- [Problem statement]:
Report every line from the material that contains the word "https".

- [Provided data]:
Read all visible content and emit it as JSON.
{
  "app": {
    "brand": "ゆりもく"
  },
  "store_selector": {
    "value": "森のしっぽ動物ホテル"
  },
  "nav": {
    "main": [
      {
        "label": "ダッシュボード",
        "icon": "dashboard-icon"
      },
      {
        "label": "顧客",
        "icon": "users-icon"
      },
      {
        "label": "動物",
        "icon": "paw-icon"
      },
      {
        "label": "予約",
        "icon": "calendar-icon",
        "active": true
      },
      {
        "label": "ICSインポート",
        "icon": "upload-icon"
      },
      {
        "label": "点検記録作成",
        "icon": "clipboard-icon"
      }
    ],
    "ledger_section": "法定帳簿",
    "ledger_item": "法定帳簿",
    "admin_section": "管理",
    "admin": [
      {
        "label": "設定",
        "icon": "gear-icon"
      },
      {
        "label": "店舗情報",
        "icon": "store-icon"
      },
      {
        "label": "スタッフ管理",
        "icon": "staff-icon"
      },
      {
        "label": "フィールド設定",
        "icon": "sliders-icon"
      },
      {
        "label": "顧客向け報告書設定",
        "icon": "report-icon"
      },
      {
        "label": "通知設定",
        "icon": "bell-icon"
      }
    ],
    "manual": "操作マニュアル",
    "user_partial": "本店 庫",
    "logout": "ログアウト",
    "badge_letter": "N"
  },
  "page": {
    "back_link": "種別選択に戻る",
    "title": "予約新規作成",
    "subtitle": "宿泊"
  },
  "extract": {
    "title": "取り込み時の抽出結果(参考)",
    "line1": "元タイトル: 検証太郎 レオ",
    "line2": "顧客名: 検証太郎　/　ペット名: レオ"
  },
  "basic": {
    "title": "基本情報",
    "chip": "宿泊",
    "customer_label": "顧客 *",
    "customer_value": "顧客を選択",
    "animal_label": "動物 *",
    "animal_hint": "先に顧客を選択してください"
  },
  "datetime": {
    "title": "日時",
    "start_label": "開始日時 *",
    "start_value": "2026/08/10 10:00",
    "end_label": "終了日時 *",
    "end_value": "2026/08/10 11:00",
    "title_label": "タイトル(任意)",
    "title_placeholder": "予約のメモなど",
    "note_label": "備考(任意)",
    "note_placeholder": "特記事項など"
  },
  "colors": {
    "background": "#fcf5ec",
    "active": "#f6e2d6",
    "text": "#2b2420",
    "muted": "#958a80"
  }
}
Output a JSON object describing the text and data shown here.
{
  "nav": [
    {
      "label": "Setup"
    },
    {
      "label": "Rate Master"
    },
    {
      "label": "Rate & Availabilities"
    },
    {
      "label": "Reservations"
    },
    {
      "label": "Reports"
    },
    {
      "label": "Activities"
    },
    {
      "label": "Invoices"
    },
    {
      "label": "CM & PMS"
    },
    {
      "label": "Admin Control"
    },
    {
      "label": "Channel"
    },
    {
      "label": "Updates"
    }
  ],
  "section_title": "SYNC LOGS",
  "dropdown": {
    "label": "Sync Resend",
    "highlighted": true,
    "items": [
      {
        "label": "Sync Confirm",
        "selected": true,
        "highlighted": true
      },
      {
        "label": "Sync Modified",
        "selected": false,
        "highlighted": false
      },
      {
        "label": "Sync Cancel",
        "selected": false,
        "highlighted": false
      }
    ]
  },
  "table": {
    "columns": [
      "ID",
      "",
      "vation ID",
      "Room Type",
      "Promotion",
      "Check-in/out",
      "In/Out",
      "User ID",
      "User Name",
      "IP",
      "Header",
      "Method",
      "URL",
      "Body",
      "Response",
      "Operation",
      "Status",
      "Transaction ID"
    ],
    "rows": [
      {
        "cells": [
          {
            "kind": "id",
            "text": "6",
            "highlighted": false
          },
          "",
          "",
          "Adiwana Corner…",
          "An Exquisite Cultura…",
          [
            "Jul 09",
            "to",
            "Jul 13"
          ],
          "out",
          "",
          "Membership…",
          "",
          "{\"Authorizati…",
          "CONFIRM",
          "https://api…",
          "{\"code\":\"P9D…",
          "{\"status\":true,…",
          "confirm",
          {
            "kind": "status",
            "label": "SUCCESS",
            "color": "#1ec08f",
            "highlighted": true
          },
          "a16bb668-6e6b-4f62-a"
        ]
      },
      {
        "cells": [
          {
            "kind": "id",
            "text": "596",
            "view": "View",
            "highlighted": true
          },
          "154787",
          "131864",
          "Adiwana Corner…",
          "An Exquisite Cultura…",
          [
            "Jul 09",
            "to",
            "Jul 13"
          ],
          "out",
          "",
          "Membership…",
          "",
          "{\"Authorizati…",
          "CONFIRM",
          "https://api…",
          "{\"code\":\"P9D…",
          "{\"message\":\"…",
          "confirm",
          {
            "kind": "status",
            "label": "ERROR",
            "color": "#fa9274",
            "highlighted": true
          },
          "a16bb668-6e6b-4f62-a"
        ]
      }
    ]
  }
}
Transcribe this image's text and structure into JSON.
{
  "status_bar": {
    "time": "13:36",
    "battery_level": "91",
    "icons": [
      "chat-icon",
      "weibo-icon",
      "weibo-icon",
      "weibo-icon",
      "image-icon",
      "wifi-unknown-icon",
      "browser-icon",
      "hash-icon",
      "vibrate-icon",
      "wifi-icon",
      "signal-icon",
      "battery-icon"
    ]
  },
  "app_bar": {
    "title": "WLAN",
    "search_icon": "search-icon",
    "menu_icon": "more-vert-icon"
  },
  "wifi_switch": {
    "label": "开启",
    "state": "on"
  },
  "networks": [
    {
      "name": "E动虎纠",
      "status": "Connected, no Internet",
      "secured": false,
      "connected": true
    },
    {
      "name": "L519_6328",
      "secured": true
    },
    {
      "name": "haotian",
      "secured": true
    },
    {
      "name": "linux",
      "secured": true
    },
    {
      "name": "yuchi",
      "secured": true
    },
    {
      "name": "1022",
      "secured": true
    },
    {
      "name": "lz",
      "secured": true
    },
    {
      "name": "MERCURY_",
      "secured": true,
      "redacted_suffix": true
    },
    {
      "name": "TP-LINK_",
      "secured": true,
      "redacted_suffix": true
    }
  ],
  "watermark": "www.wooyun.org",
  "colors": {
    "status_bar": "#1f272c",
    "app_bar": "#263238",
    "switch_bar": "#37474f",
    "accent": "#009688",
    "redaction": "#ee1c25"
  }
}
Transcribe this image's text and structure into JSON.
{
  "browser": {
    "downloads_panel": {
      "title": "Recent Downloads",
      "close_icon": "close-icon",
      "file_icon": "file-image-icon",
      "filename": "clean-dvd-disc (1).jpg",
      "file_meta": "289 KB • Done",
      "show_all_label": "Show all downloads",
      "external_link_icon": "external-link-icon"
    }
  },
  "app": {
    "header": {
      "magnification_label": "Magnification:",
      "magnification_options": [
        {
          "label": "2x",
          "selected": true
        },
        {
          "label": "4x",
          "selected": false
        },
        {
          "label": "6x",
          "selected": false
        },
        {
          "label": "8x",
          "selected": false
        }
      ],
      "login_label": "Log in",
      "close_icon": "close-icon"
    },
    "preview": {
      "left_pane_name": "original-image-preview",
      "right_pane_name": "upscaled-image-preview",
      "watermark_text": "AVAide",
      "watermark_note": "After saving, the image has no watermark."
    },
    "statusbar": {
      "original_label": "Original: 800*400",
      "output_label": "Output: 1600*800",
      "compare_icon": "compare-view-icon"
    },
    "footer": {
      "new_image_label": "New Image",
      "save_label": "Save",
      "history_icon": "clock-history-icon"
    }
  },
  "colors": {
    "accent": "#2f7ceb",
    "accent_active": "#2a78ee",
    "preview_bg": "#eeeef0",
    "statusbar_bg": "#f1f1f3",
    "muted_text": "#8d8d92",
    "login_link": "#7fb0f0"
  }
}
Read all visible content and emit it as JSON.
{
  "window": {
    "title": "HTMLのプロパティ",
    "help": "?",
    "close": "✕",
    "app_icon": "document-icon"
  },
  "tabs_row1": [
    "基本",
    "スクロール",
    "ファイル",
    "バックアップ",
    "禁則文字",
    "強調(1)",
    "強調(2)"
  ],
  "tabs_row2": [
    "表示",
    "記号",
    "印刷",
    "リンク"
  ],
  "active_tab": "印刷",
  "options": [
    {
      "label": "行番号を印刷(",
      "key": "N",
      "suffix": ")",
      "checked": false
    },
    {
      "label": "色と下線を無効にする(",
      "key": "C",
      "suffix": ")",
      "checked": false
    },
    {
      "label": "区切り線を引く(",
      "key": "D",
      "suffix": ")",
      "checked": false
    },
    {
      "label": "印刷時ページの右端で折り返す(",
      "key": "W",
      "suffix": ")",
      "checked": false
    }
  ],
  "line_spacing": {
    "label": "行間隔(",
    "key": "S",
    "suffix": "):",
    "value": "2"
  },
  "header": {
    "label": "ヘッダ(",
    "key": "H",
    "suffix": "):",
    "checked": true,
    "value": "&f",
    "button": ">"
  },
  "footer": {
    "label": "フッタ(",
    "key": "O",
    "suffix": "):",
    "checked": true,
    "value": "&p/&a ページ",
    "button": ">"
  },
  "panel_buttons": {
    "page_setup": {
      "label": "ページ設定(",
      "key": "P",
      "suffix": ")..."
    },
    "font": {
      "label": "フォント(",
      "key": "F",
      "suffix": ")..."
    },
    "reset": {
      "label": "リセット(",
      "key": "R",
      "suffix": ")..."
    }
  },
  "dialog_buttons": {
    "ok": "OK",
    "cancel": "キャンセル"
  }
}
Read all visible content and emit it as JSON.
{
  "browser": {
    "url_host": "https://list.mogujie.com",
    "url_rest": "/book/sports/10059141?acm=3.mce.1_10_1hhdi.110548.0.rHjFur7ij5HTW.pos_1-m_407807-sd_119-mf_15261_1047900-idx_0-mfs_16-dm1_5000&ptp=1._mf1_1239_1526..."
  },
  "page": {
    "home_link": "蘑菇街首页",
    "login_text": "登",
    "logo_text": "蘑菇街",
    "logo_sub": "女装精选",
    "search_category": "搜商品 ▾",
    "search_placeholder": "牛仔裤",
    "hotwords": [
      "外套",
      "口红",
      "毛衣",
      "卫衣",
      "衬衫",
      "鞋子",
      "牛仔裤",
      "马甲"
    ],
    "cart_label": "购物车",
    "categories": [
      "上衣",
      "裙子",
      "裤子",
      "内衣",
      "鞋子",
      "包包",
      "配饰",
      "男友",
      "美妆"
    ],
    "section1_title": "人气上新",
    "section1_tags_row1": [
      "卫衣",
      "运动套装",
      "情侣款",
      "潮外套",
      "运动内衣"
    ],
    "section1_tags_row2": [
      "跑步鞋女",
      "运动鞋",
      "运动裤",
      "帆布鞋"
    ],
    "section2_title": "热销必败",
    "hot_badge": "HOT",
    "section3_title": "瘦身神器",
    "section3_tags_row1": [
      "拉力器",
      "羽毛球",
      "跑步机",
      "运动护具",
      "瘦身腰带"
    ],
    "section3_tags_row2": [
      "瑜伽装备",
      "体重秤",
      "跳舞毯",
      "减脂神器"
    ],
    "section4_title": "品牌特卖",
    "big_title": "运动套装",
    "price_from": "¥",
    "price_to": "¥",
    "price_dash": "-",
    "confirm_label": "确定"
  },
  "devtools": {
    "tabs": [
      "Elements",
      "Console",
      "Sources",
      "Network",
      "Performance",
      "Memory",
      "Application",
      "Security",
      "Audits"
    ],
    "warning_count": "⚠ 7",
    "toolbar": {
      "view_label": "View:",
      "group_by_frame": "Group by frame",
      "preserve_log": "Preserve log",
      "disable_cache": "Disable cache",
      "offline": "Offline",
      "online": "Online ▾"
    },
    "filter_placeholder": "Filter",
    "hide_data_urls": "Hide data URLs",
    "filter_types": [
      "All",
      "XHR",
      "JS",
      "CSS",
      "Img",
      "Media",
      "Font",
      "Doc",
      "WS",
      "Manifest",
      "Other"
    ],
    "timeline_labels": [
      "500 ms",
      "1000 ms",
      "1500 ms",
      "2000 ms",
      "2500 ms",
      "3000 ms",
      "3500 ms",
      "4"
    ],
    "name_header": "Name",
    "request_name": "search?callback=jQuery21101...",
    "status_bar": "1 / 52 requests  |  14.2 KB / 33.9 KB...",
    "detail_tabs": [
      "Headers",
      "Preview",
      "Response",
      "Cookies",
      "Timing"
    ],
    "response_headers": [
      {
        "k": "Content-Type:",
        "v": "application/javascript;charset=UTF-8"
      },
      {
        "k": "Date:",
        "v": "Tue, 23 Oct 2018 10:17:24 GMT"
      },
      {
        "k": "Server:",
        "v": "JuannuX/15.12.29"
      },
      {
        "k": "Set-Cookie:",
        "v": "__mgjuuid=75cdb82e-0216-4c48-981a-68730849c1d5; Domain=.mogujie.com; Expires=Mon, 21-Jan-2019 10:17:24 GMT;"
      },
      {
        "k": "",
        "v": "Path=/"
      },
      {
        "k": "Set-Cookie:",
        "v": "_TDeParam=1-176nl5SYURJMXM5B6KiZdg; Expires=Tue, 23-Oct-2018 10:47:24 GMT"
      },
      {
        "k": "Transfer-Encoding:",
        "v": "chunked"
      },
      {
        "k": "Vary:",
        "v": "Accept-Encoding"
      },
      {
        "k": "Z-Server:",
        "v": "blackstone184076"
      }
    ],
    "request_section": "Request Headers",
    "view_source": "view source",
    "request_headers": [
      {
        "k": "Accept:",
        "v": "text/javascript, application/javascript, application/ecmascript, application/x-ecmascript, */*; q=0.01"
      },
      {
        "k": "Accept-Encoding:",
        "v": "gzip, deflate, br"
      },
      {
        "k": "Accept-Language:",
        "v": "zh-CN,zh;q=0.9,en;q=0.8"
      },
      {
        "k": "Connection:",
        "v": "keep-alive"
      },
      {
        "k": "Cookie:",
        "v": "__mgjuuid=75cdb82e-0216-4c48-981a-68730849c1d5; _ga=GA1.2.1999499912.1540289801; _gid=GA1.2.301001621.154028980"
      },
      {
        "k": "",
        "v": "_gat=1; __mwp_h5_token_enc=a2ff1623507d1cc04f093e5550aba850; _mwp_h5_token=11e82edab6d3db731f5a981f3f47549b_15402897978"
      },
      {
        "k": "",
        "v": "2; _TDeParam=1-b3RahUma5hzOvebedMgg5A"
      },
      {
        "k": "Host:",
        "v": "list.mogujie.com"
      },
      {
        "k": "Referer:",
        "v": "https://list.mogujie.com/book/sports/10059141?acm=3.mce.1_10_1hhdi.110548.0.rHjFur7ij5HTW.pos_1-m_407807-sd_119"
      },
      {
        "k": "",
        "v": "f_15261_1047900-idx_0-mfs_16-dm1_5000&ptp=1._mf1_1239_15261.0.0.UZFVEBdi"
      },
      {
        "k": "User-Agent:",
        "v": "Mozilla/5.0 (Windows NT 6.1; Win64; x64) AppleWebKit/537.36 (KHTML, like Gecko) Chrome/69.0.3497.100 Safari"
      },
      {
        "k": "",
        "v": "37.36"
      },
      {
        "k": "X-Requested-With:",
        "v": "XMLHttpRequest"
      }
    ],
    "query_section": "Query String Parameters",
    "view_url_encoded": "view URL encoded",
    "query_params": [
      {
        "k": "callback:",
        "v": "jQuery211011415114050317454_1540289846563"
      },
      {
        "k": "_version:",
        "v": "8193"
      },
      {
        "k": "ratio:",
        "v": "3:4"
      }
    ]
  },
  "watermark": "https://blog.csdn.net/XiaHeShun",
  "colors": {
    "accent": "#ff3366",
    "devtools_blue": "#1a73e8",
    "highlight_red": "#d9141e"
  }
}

- [Output below]:
          "https://api…",
          "https://api…",
    "url_host": "https://list.mogujie.com",
        "v": "https://list.mogujie.com/book/sports/10059141?acm=3.mce.1_10_1hhdi.110548.0.rHjFur7ij5HTW.pos_1-m_407807-sd_119"
  "watermark": "https://blog.csdn.net/XiaHeShun",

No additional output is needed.